The Office of the Comptroller of the Currency issued a $6 million civil penalty against Southfield, Mich.-based Sterling Bancorp for failing to stop former employees from issuing fraudulent mortgages that borrowers used to evade taxes and launder money from 2011-19.
The penalty, announced in a Sept. 27 press release, ends the OCC’s investigation into the now-defunct Advantage Loan Program. The Department of Justice and Securities and Exchange Commission continue investigating Sterling Bancorp and its subsidiary Sterling Bank in connection with the program.
Sterling Bancorp CEO Thomas O’Brien said the bank remains engaged with the DOJ on the investigation. “We have no visibility into the potential terms or timing of any settlement,” he said. “We will continue to provide full cooperation and hope resolution with Sterling will be forthcoming.”
Sterling Bancorp has taken a number of steps since 2019 to resolve the situation. The company’s former managing director of residential lending, YiHou Han, and two former officers, Hao Liang “Frank” Hu and Amy Lu, pleaded guilty last year to participating in the years-long scheme to originate fraudulent residential-mortgage loans through the program.
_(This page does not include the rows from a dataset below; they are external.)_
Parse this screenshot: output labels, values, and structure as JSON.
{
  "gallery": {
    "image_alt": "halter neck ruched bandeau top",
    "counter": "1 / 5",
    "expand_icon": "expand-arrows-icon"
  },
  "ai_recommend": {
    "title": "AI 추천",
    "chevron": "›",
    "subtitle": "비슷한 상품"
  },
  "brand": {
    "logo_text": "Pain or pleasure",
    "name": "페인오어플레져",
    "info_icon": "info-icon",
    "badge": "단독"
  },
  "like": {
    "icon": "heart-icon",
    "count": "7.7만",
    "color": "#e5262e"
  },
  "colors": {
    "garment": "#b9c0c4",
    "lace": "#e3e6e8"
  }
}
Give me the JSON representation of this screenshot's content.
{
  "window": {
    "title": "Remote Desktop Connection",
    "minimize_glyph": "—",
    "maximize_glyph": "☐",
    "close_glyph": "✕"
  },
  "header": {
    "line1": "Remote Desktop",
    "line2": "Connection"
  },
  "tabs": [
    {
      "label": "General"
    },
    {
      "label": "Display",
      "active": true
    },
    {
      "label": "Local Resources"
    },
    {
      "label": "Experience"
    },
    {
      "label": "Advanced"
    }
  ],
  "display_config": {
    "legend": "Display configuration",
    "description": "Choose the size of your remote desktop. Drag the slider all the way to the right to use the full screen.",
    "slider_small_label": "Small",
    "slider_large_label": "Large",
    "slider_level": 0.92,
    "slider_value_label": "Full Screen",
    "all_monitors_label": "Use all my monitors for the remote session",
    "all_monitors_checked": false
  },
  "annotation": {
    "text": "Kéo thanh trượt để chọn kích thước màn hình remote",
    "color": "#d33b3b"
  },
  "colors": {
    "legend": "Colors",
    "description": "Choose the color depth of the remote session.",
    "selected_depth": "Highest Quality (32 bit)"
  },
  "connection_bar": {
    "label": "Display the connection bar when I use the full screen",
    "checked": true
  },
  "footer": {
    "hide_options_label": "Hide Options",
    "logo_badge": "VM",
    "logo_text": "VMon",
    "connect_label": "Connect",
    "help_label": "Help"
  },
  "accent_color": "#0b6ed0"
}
In February, the bank agreed to sell a pool of its commercial real estate loans to a third-party purchaser. The pool included 21 loans with an aggregate outstanding principal balance of nearly $57 million as of the end of last year. The sale came less than one month after Sterling Bancorp agreed to settle shareholder claims that directors failed to stop former employees from issuing the fraudulent mortgages.
In June 2020, the bank hired O’Brien as its CEO. O’Brien closed some branches and played a key role in settling the lawsuit. “The level of cooperation that we have provided and the comprehensive internal investigation have been critical to our building a reputation with our regulators that had been absent previously,” he said.